The headline polling numbers reflect possible outcomes for the first round of the election, on April 23. Under the French system, if no presidential candidate collects a first-round majority -- and no one ever has topped 50 percent -- the top two finishers face off in a second round, scheduled for May 7. Le Pen may have a solid bloc of support, but she’s also France’s most controversial figure and her anti-Europe views are rejected by most French. That might hurt her in a one-on-one race.
5. Who could beat her in a second round?
Any of her main competitors, apparently. OpinionWay’s latest daily poll showed Fillon beating Le Pen by 57 percent to 43 percent and Macron routing her by 62 percent to 38 percent.
6. Why is that the case?
France’s National Front has a fervent but limited base of support. That makes the party formidable in the crowded first round of voting but leaves it struggling thereafter. In regional elections in 2015, the party led the first-round voting in six of 12 mainland regions but failed to win any of them in the run-offs. Voters from other parties, it seems, held their noses and backed each other, intent to keep Le Pen’s party out. “Le Pen still doesn’t have any allies who could help her win a presidential runoff,” said Antonio Barroso, an analyst at Teneo Intelligence. “Both Macron and Fillon would probably receive the endorsements of the rest of mainstream parties.”
7. So is it impossible to foresee a Madame le President Le Pen?
8. How could Le Pen win?
Any number of things could happen before April 23. Another terror attack could further undermine establishment parties and draw swing voters to Le Pen’s anti-foreigner message. The Feb. 3 incident at the Louvre and another one March 18 at Orly airport, where soldiers had to use weapons to subdue assailants, dominated media coverage and show how even minor terror attacks can unsettle a country that’s on edge. Fillon has been hit with a graft investigation -- he hired his wife for years as an assistant, and there are doubts about how much work she actually did. He’s survived an attempt by members of his party to get him to stand down, but the probe continues and revelations keep coming. Plus, low turnout in the second round could distort the results. While turnout in French presidential elections has always remained at or above 80 percent, there are doubts about the second round this year. Fillon is openly religious and is calling for a Thatcherite cure for the French economy, hardly appetizing for leftist voters who may see little reason to choose him over Le Pen. If many stay home, that could distort the second-round results. Likewise, some Fillon voters may prefer Le Pen overly the openly pro-globalization Macron, whose support so far has been driven to a large degree by dissatisfaction with the traditional parties. Already, the margins in second-round polling have narrowed a few points over the past weeks.

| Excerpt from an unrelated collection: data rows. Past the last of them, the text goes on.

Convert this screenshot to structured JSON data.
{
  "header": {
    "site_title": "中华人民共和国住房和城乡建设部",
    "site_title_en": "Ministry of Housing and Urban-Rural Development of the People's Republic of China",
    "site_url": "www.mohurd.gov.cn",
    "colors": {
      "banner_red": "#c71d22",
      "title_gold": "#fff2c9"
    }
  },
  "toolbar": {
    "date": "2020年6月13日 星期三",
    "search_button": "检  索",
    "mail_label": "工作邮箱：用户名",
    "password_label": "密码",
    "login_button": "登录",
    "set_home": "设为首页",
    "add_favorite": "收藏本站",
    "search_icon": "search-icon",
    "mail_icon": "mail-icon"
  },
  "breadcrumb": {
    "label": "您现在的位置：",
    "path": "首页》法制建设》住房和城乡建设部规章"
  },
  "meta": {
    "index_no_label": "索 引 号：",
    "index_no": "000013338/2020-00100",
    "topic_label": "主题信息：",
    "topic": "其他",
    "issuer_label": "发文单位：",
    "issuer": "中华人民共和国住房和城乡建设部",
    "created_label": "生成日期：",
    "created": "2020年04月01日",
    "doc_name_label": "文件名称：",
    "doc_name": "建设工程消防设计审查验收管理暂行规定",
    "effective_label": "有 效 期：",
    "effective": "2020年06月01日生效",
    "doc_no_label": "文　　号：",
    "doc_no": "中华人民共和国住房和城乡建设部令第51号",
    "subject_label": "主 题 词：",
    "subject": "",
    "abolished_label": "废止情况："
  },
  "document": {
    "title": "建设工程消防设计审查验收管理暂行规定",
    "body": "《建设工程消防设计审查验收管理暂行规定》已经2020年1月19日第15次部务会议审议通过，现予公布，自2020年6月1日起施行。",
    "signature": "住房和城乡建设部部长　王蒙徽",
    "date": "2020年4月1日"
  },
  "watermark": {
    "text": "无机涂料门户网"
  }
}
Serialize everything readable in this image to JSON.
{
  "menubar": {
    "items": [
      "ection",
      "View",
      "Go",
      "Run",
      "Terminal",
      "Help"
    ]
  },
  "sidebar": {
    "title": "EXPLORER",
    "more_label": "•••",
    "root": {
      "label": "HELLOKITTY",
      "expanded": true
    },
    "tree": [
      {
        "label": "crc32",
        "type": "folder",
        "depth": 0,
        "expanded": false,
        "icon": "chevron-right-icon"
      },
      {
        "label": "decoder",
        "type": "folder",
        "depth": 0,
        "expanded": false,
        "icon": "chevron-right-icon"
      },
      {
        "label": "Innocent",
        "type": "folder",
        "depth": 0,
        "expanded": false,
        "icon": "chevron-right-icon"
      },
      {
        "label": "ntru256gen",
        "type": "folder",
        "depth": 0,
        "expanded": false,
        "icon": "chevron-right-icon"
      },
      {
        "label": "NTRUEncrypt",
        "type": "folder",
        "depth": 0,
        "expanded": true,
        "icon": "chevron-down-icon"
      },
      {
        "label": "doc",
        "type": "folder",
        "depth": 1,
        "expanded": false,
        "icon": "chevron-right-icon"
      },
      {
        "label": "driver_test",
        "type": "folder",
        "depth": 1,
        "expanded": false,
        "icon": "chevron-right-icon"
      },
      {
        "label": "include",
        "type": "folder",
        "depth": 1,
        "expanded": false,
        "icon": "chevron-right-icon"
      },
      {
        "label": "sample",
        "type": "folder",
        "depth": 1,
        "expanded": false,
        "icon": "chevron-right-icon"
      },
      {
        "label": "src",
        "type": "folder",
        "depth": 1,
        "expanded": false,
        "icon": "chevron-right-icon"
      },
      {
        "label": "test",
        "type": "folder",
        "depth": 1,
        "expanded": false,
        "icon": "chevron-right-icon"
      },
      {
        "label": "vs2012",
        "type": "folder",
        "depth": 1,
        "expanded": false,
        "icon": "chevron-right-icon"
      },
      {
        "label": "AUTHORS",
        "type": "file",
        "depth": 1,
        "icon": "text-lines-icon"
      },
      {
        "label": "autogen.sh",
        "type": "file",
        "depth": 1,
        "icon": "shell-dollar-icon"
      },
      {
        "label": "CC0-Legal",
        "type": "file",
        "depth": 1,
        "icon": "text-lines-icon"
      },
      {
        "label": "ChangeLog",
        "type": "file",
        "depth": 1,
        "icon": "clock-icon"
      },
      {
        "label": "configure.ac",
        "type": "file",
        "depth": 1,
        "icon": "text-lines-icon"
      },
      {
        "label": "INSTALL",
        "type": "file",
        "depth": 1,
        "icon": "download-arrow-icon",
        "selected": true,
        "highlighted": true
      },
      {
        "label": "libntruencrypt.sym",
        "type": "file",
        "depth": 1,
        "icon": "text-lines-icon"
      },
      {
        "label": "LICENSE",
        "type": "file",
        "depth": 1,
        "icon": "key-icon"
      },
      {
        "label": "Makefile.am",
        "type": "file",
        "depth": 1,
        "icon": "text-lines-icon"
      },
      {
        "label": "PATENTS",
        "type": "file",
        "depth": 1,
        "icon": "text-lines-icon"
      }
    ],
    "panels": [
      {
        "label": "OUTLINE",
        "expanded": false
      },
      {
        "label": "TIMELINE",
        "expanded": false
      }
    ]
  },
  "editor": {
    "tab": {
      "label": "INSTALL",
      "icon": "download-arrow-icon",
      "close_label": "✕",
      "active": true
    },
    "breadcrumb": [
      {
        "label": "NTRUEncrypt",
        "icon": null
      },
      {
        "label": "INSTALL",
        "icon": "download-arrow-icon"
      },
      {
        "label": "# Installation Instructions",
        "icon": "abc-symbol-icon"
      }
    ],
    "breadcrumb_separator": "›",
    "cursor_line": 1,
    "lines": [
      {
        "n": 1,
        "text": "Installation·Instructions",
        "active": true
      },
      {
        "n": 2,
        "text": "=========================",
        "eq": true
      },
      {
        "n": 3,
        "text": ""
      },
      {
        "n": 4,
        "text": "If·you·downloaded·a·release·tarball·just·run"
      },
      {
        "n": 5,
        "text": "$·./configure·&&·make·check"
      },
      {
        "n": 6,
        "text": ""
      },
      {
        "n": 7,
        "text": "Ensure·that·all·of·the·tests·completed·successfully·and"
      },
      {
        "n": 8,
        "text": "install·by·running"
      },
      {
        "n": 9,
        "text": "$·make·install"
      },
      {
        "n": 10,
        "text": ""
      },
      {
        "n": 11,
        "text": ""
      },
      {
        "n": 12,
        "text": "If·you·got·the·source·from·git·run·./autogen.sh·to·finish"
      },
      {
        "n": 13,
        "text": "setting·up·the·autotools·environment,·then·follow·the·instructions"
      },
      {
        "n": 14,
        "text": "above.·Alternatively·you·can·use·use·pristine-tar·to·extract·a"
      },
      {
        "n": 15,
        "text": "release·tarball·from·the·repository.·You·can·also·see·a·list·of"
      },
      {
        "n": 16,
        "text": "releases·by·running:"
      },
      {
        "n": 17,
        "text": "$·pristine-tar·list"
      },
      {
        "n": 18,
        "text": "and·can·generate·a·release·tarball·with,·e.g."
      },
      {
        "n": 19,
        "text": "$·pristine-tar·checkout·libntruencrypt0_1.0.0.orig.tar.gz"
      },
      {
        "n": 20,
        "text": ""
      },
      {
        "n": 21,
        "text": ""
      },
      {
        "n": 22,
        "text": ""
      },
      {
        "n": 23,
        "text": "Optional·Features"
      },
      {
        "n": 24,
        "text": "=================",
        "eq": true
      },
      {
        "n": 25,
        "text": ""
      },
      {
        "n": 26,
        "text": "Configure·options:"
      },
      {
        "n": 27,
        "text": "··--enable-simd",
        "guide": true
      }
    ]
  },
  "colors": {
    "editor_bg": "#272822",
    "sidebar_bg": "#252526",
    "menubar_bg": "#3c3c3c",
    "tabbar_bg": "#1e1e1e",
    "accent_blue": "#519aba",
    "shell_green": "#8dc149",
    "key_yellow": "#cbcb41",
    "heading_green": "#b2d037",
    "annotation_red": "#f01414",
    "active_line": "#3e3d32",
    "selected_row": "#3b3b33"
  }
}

9. What’s a worried observer to do?
Keep watching. OpinionWay and Ifop each publish daily tracking polls, and BVA, Ispos, Harris and others are also polling. Plus there’s Oddschecker.com, a sports betting website that also lets people wager on political races. The bookmakers now make Macron the favorite with 57 percent chance, while Le Pen has a probability of 27 percent. Fillon had been an early favorite but is now only at 19 percent.
10. Can we trust the polls ?
Probably. French pollsters have been remarkably reliable in recent elections. They’ve had almost 20 years of learning how to cope with the unwillingness of some people to admit they vote National Front. And the polls in the U.S. election and Brexit weren’t as wrong as often claimed. Regardless, the margins in those elections were always much tighter. There was never anything as wide as the huge spread between Macron and Le Pen. There is one health warning about Oddschecker.com: betting on elections doesn’t exist in France so those odds are compiled solely by non-resident bookies.
The Reference Shelf
- A Bloomberg QuickTake Q&A explaining that probe of Fillon and another on populism.
- Le Pen is just one of Europe’s anti-establishment figures seeing hope in Trump’s triumph.
- A Bloomberg View editorial on Le Pen.
- Bloomberg graphics has detailed where the candidates stand on the issues.